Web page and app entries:
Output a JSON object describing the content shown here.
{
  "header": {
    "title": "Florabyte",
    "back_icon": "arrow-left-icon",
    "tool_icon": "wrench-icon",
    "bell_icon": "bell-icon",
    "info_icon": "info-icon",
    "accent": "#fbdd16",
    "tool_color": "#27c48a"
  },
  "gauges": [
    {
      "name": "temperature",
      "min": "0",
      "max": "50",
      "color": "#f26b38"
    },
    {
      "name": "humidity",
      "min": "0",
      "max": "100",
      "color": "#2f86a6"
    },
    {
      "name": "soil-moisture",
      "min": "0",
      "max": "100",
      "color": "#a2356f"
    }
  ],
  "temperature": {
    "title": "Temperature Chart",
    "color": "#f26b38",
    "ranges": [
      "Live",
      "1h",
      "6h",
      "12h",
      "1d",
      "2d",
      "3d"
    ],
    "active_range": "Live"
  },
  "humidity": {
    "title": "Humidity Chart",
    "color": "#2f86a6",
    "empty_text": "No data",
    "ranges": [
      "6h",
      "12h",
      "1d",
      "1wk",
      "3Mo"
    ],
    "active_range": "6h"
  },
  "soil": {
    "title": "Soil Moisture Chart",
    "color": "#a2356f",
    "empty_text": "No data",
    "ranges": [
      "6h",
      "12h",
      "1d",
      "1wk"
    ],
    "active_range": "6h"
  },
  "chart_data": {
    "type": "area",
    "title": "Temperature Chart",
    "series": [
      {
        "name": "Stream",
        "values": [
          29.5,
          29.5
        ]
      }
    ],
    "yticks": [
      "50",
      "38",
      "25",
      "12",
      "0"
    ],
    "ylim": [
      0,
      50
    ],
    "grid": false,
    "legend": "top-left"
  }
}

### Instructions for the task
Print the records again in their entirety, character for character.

### Result for this exercise
Output a JSON object describing the content shown here.
{
  "header": {
    "title": "Florabyte",
    "back_icon": "arrow-left-icon",
    "tool_icon": "wrench-icon",
    "bell_icon": "bell-icon",
    "info_icon": "info-icon",
    "accent": "#fbdd16",
    "tool_color": "#27c48a"
  },
  "gauges": [
    {
      "name": "temperature",
      "min": "0",
      "max": "50",
      "color": "#f26b38"
    },
    {
      "name": "humidity",
      "min": "0",
      "max": "100",
      "color": "#2f86a6"
    },
    {
      "name": "soil-moisture",
      "min": "0",
      "max": "100",
      "color": "#a2356f"
    }
  ],
  "temperature": {
    "title": "Temperature Chart",
    "color": "#f26b38",
    "ranges": [
      "Live",
      "1h",
      "6h",
      "12h",
      "1d",
      "2d",
      "3d"
    ],
    "active_range": "Live"
  },
  "humidity": {
    "title": "Humidity Chart",
    "color": "#2f86a6",
    "empty_text": "No data",
    "ranges": [
      "6h",
      "12h",
      "1d",
      "1wk",
      "3Mo"
    ],
    "active_range": "6h"
  },
  "soil": {
    "title": "Soil Moisture Chart",
    "color": "#a2356f",
    "empty_text": "No data",
    "ranges": [
      "6h",
      "12h",
      "1d",
      "1wk"
    ],
    "active_range": "6h"
  },
  "chart_data": {
    "type": "area",
    "title": "Temperature Chart",
    "series": [
      {
        "name": "Stream",
        "values": [
          29.5,
          29.5
        ]
      }
    ],
    "yticks": [
      "50",
      "38",
      "25",
      "12",
      "0"
    ],
    "ylim": [
      0,
      50
    ],
    "grid": false,
    "legend": "top-left"
  }
}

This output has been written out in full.